Motorola Mobility to Microsoft: We Demand a Royalty Recount
Here’s a big surprise: Google and Microsoft beg to differ.
For months now, the software giant has been saying that Google’s Motorola Mobility unit has refused to license standards-essential patents on fair, reasonable and non-discriminatory terms.
Microsoft’s beef: That the cellular telecom company was demanding a 2.25 percent royalty rate on Windows for use of its portfolio of patents related to the H.264 video standard.
“Motorola has refused to make its patents available at anything remotely close to a reasonable price,” Microsoft Deputy General Counsel Dave Heiner claimed in a February 2012 blog post. “For a $1,000 laptop, Motorola is demanding that Microsoft pay a royalty of $22.50 for its 50 patents on the video standard, called H.264.”
All told, that adds up to $4 billion.
That’s a hefty figure, of course — and one that got Microsoft a lot of mileage in the media.
But in an interview with AllThingsD on Wednesday, a Motorola exec said the company hasn’t been seeking royalties at that level for some time and that it has only been demanding 50 cents in royalties for each copy of Windows for a year now.
“Microsoft says we demanded $4 billion a year from them, and that’s simply not true,” said Kirk Dailey, VP of intellectual property for Motorola Mobility. “We never asked for anything like that.”

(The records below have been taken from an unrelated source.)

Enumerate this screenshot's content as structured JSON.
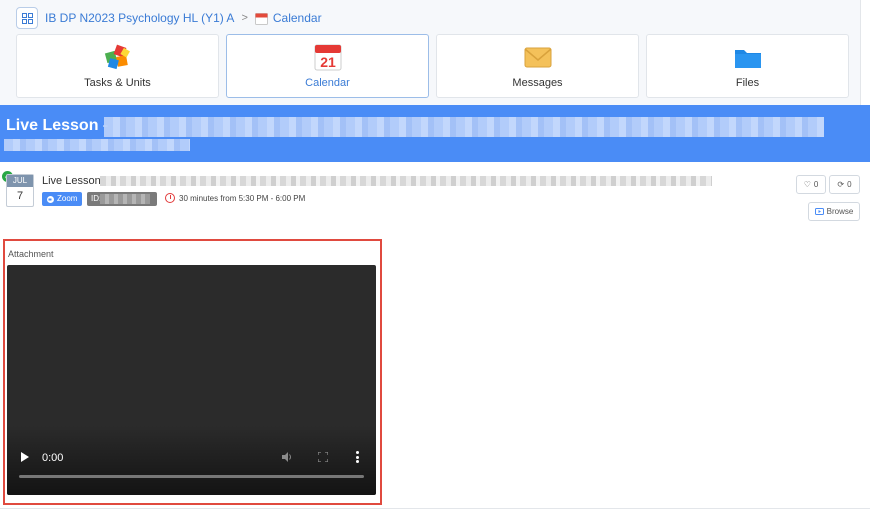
{
  "breadcrumb": {
    "course": "IB DP N2023 Psychology HL (Y1) A",
    "separator": ">",
    "current": "Calendar",
    "calendar_icon_day": "21"
  },
  "tiles": [
    {
      "label": "Tasks & Units",
      "icon": "puzzle-icon"
    },
    {
      "label": "Calendar",
      "icon": "calendar-icon",
      "active": true
    },
    {
      "label": "Messages",
      "icon": "envelope-icon"
    },
    {
      "label": "Files",
      "icon": "folder-icon"
    }
  ],
  "banner": {
    "title": "Live Lesson -"
  },
  "event": {
    "date_month": "JUL",
    "date_day": "7",
    "title": "Live Lesson -",
    "zoom_label": "Zoom",
    "id_label": "ID:",
    "time": "30 minutes from 5:30 PM - 6:00 PM",
    "likes": "0",
    "shares": "0",
    "browse_label": "Browse"
  },
  "attachment": {
    "label": "Attachment",
    "video_time": "0:00"
  },
  "colors": {
    "accent": "#4a8cf6",
    "highlight_border": "#e04a3f",
    "check": "#28a745"
  }
}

Dailey also alleged that Microsoft was aware of that lower offer when it said that Motorola was demanding far larger royalties.
Dailey noted that a 50-cent royalty on 300 million copies of Windows would net Motorola just $150 million.
Not surprisingly, a spokesperson for Microsoft disputed Motorola’s account, telling AllThingsD that it didn’t see the 50-cent proposal until just two days ago.
But it is even more of a hairball than that, when the roles are reversed.
Dailey said that Motorola has offered to pay Microsoft a 33-cent fee for every Android phone that uses its ActiveSync software, to avoid a U.S. International Trade Commission ruling scheduled to go into effect July 17.
“We are willing to take an ActiveSync license at that price, and we believe they are obligated to consider and accept that,” Dailey said.
But, in a statement given to AllThingsD, Horacio Gutierrez, Microsoft’s corporate vice president and deputy general counsel, slagged both Motorola and the search giant for what he suggests are untoward tactics.
“While we welcome any good faith settlement effort, it’s hard to apply that label to a demand that Microsoft pay royalties to Google far in excess of market rates, that refuses to license all the Microsoft patents infringed by Motorola, and that is promptly leaked to the press,” said Gutierrez. “At a time when the FTC, prominent members of Congress and leading companies from across the industry are expressing concern about Google’s refusal to honor its obligations to standards bodies, this appears to be little more than an effort to change the subject.”
In other words, just another typical day between Microsoft and Google.